(Too late now anyway I guess)

Hi guys,

Geolocation of sensors without a GPS by triangulation is still a hot topic within the LoRaWan scene. For most of us it is obvious why. 5 month ago KPN announced (future) nation wide Geolocation Services for the Netherlands on its commercial network, recently Semtech LoRa Technology announced a partnership with ZTE. A few interesting highlights:

Semtech’s geolocation functionality uses a hybrid mix of time stamping techniques to locate ensors relative to gateways without requiring additional hardware/space, battery power, and other costly add-ons.

ZTE’s commitment to bringing commercial IoT solutions with geolocation functionality to market will help accelerate the adoption of IoT applications in China. After extensive testing, we are excited to enhance the current features our ecosystem of LoRa-based IoT applications. Our goal is to deploy over 10,000 gateways and millions of sensors in China and beyond.

Full article: https://iotbusinessnews.com/2017/04/12/20709-semtech-zte-develop-lora-based-iot-solutions-geolocation-functionality/

Anyone one who can help me.
In case use triangulation, the three GWs should receive the message from one node, question is how make the three GWs keep the spare channel for this node? how do server coordinate among GWs?

The 3+ gateways will receive a message from one node. The message is carried, as any message to the backend. provided the GW have accurate timestamp for the received message, the backend will be able to calculate the location of the node, based one the difference in the time of arrival of the message to the various GW. There is no need to have a spare channel for location. All GW listening to all channels, all messages will be received, as any normal message.

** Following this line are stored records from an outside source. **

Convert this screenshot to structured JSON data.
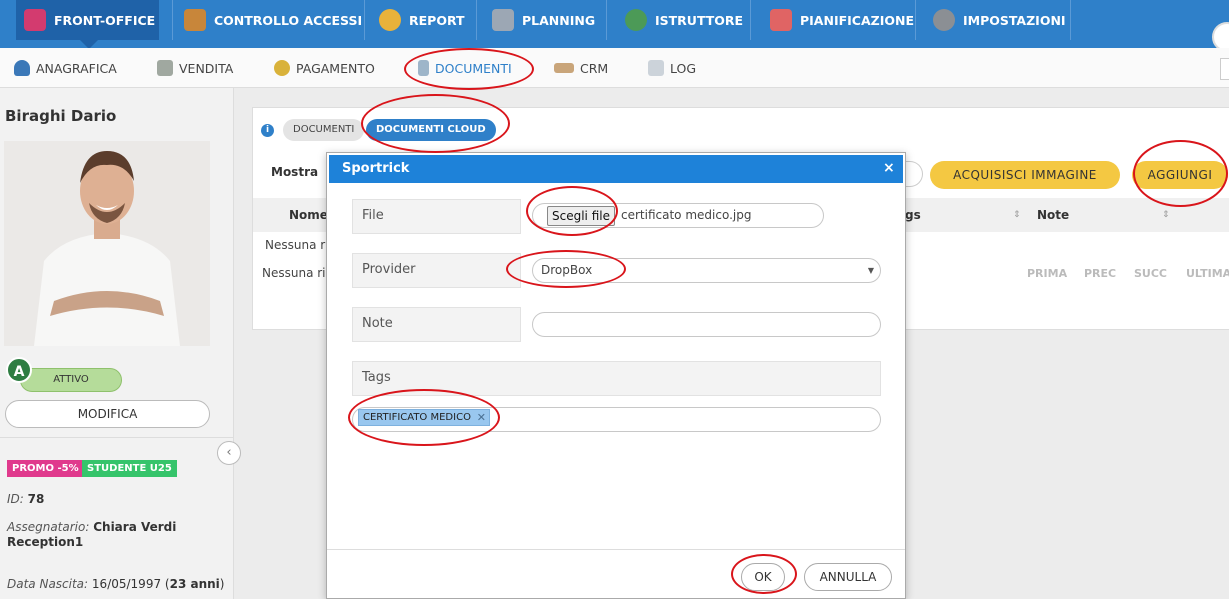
{
  "topnav": [
    {
      "label": "FRONT-OFFICE",
      "icon": "person-icon",
      "color": "#d33b6f"
    },
    {
      "label": "CONTROLLO ACCESSI",
      "icon": "turnstile-icon",
      "color": "#c8863a"
    },
    {
      "label": "REPORT",
      "icon": "pie-chart-icon",
      "color": "#e8b23a"
    },
    {
      "label": "PLANNING",
      "icon": "calendar-grid-icon",
      "color": "#9ca7b4"
    },
    {
      "label": "ISTRUTTORE",
      "icon": "trainer-icon",
      "color": "#4c9a57"
    },
    {
      "label": "PIANIFICAZIONE",
      "icon": "calendar-icon",
      "color": "#e06464"
    },
    {
      "label": "IMPOSTAZIONI",
      "icon": "gear-icon",
      "color": "#8b8f94"
    }
  ],
  "subnav": [
    {
      "label": "ANAGRAFICA",
      "icon": "user-icon"
    },
    {
      "label": "VENDITA",
      "icon": "cash-icon"
    },
    {
      "label": "PAGAMENTO",
      "icon": "coin-icon"
    },
    {
      "label": "DOCUMENTI",
      "icon": "document-icon"
    },
    {
      "label": "CRM",
      "icon": "handshake-icon"
    },
    {
      "label": "LOG",
      "icon": "log-icon"
    }
  ],
  "customer": {
    "name": "Biraghi Dario",
    "status_letter": "A",
    "status": "ATTIVO",
    "edit_label": "MODIFICA",
    "tags": [
      {
        "label": "PROMO -5%",
        "color": "#e03a8d"
      },
      {
        "label": "STUDENTE U25",
        "color": "#36c46b"
      }
    ],
    "id_label": "ID:",
    "id_value": "78",
    "assignee_label": "Assegnatario:",
    "assignee_value": "Chiara Verdi",
    "assignee_line2": "Reception1",
    "birth_label": "Data Nascita:",
    "birth_value": "16/05/1997 (",
    "age": "23 anni",
    "birth_close": ")"
  },
  "documents": {
    "tabs": [
      "DOCUMENTI",
      "DOCUMENTI CLOUD"
    ],
    "show_label": "Mostra",
    "columns": [
      "Nome",
      "gs",
      "Note"
    ],
    "empty_text_1": "Nessuna ri",
    "empty_text_2": "Nessuna rig",
    "pager": [
      "PRIMA",
      "PREC",
      "SUCC",
      "ULTIMA"
    ],
    "capture_button": "ACQUISISCI IMMAGINE",
    "add_button": "AGGIUNGI"
  },
  "modal": {
    "title": "Sportrick",
    "close_glyph": "×",
    "file_label": "File",
    "file_button": "Scegli file",
    "file_name": "certificato medico.jpg",
    "provider_label": "Provider",
    "provider_value": "DropBox",
    "note_label": "Note",
    "note_value": "",
    "tags_label": "Tags",
    "tags": [
      "CERTIFICATO MEDICO"
    ],
    "ok_button": "OK",
    "cancel_button": "ANNULLA"
  },
  "colors": {
    "topbar": "#2f80c9",
    "modal_header": "#1e82d9",
    "yellow_button": "#f4c842",
    "annotation": "#d9151b"
  }
}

As an indoor gadget, does kickstarter TTN gateway really have a GPS receiver inside? How to receive a GPS signal inside?